--- Supplied information Enclosed Below ---

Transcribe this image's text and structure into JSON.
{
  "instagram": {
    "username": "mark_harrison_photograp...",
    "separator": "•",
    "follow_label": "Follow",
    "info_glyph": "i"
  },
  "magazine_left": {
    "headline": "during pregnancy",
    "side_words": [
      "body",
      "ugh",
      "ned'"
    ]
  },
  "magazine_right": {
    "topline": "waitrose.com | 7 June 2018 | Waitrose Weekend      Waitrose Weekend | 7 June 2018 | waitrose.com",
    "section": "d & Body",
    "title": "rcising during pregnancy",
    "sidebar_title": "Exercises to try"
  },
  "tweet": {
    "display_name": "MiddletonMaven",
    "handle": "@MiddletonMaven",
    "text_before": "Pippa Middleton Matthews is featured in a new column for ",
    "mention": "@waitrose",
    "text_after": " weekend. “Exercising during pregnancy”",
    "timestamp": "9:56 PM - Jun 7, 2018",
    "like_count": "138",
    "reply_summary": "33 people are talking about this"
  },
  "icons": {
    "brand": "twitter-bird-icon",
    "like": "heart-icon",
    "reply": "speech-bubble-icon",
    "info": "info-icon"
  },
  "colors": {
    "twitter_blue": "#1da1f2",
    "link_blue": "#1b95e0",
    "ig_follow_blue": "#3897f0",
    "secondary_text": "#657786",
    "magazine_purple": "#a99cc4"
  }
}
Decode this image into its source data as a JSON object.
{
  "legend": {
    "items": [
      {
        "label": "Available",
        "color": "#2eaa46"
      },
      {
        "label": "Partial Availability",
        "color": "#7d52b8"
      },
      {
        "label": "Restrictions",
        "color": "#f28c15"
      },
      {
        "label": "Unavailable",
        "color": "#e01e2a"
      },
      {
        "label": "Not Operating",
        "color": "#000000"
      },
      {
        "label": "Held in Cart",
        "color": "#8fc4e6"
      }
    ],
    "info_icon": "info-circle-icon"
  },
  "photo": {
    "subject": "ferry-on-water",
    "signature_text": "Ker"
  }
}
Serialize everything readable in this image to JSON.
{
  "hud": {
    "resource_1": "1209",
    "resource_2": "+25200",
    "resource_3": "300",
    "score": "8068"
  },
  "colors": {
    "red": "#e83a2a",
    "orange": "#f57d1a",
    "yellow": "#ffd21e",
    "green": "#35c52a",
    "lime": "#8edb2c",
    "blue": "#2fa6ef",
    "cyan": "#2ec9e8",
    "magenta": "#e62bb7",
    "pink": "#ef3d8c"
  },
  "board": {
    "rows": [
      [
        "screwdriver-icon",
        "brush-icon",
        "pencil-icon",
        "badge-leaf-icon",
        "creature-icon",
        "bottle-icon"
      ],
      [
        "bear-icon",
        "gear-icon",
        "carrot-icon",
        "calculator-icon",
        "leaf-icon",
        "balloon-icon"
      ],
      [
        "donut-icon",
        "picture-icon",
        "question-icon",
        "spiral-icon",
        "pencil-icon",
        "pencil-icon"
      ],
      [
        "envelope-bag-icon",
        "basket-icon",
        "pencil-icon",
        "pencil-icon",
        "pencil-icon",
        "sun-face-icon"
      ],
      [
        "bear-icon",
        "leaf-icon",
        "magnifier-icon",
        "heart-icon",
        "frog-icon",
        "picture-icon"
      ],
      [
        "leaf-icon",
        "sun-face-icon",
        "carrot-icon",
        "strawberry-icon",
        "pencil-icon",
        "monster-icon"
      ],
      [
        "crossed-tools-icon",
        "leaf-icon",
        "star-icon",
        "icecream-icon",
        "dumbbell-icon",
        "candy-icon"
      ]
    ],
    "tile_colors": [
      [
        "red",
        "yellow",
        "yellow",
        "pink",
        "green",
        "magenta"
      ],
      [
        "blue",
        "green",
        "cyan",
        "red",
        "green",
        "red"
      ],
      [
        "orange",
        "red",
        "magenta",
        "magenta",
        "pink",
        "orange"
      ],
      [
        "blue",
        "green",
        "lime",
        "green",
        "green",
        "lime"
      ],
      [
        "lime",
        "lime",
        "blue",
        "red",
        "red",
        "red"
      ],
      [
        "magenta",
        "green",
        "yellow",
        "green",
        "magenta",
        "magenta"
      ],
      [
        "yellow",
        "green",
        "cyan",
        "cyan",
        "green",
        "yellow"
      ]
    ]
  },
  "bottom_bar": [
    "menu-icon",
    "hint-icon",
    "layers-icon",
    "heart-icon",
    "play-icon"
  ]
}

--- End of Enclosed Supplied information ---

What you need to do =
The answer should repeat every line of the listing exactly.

Output =
Transcribe this image's text and structure into JSON.
{
  "instagram": {
    "username": "mark_harrison_photograp...",
    "separator": "•",
    "follow_label": "Follow",
    "info_glyph": "i"
  },
  "magazine_left": {
    "headline": "during pregnancy",
    "side_words": [
      "body",
      "ugh",
      "ned'"
    ]
  },
  "magazine_right": {
    "topline": "waitrose.com | 7 June 2018 | Waitrose Weekend      Waitrose Weekend | 7 June 2018 | waitrose.com",
    "section": "d & Body",
    "title": "rcising during pregnancy",
    "sidebar_title": "Exercises to try"
  },
  "tweet": {
    "display_name": "MiddletonMaven",
    "handle": "@MiddletonMaven",
    "text_before": "Pippa Middleton Matthews is featured in a new column for ",
    "mention": "@waitrose",
    "text_after": " weekend. “Exercising during pregnancy”",
    "timestamp": "9:56 PM - Jun 7, 2018",
    "like_count": "138",
    "reply_summary": "33 people are talking about this"
  },
  "icons": {
    "brand": "twitter-bird-icon",
    "like": "heart-icon",
    "reply": "speech-bubble-icon",
    "info": "info-icon"
  },
  "colors": {
    "twitter_blue": "#1da1f2",
    "link_blue": "#1b95e0",
    "ig_follow_blue": "#3897f0",
    "secondary_text": "#657786",
    "magazine_purple": "#a99cc4"
  }
}
Decode this image into its source data as a JSON object.
{
  "legend": {
    "items": [
      {
        "label": "Available",
        "color": "#2eaa46"
      },
      {
        "label": "Partial Availability",
        "color": "#7d52b8"
      },
      {
        "label": "Restrictions",
        "color": "#f28c15"
      },
      {
        "label": "Unavailable",
        "color": "#e01e2a"
      },
      {
        "label": "Not Operating",
        "color": "#000000"
      },
      {
        "label": "Held in Cart",
        "color": "#8fc4e6"
      }
    ],
    "info_icon": "info-circle-icon"
  },
  "photo": {
    "subject": "ferry-on-water",
    "signature_text": "Ker"
  }
}
Serialize everything readable in this image to JSON.
{
  "hud": {
    "resource_1": "1209",
    "resource_2": "+25200",
    "resource_3": "300",
    "score": "8068"
  },
  "colors": {
    "red": "#e83a2a",
    "orange": "#f57d1a",
    "yellow": "#ffd21e",
    "green": "#35c52a",
    "lime": "#8edb2c",
    "blue": "#2fa6ef",
    "cyan": "#2ec9e8",
    "magenta": "#e62bb7",
    "pink": "#ef3d8c"
  },
  "board": {
    "rows": [
      [
        "screwdriver-icon",
        "brush-icon",
        "pencil-icon",
        "badge-leaf-icon",
        "creature-icon",
        "bottle-icon"
      ],
      [
        "bear-icon",
        "gear-icon",
        "carrot-icon",
        "calculator-icon",
        "leaf-icon",
        "balloon-icon"
      ],
      [
        "donut-icon",
        "picture-icon",
        "question-icon",
        "spiral-icon",
        "pencil-icon",
        "pencil-icon"
      ],
      [
        "envelope-bag-icon",
        "basket-icon",
        "pencil-icon",
        "pencil-icon",
        "pencil-icon",
        "sun-face-icon"
      ],
      [
        "bear-icon",
        "leaf-icon",
        "magnifier-icon",
        "heart-icon",
        "frog-icon",
        "picture-icon"
      ],
      [
        "leaf-icon",
        "sun-face-icon",
        "carrot-icon",
        "strawberry-icon",
        "pencil-icon",
        "monster-icon"
      ],
      [
        "crossed-tools-icon",
        "leaf-icon",
        "star-icon",
        "icecream-icon",
        "dumbbell-icon",
        "candy-icon"
      ]
    ],
    "tile_colors": [
      [
        "red",
        "yellow",
        "yellow",
        "pink",
        "green",
        "magenta"
      ],
      [
        "blue",
        "green",
        "cyan",
        "red",
        "green",
        "red"
      ],
      [
        "orange",
        "red",
        "magenta",
        "magenta",
        "pink",
        "orange"
      ],
      [
        "blue",
        "green",
        "lime",
        "green",
        "green",
        "lime"
      ],
      [
        "lime",
        "lime",
        "blue",
        "red",
        "red",
        "red"
      ],
      [
        "magenta",
        "green",
        "yellow",
        "green",
        "magenta",
        "magenta"
      ],
      [
        "yellow",
        "green",
        "cyan",
        "cyan",
        "green",
        "yellow"
      ]
    ]
  },
  "bottom_bar": [
    "menu-icon",
    "hint-icon",
    "layers-icon",
    "heart-icon",
    "play-icon"
  ]
}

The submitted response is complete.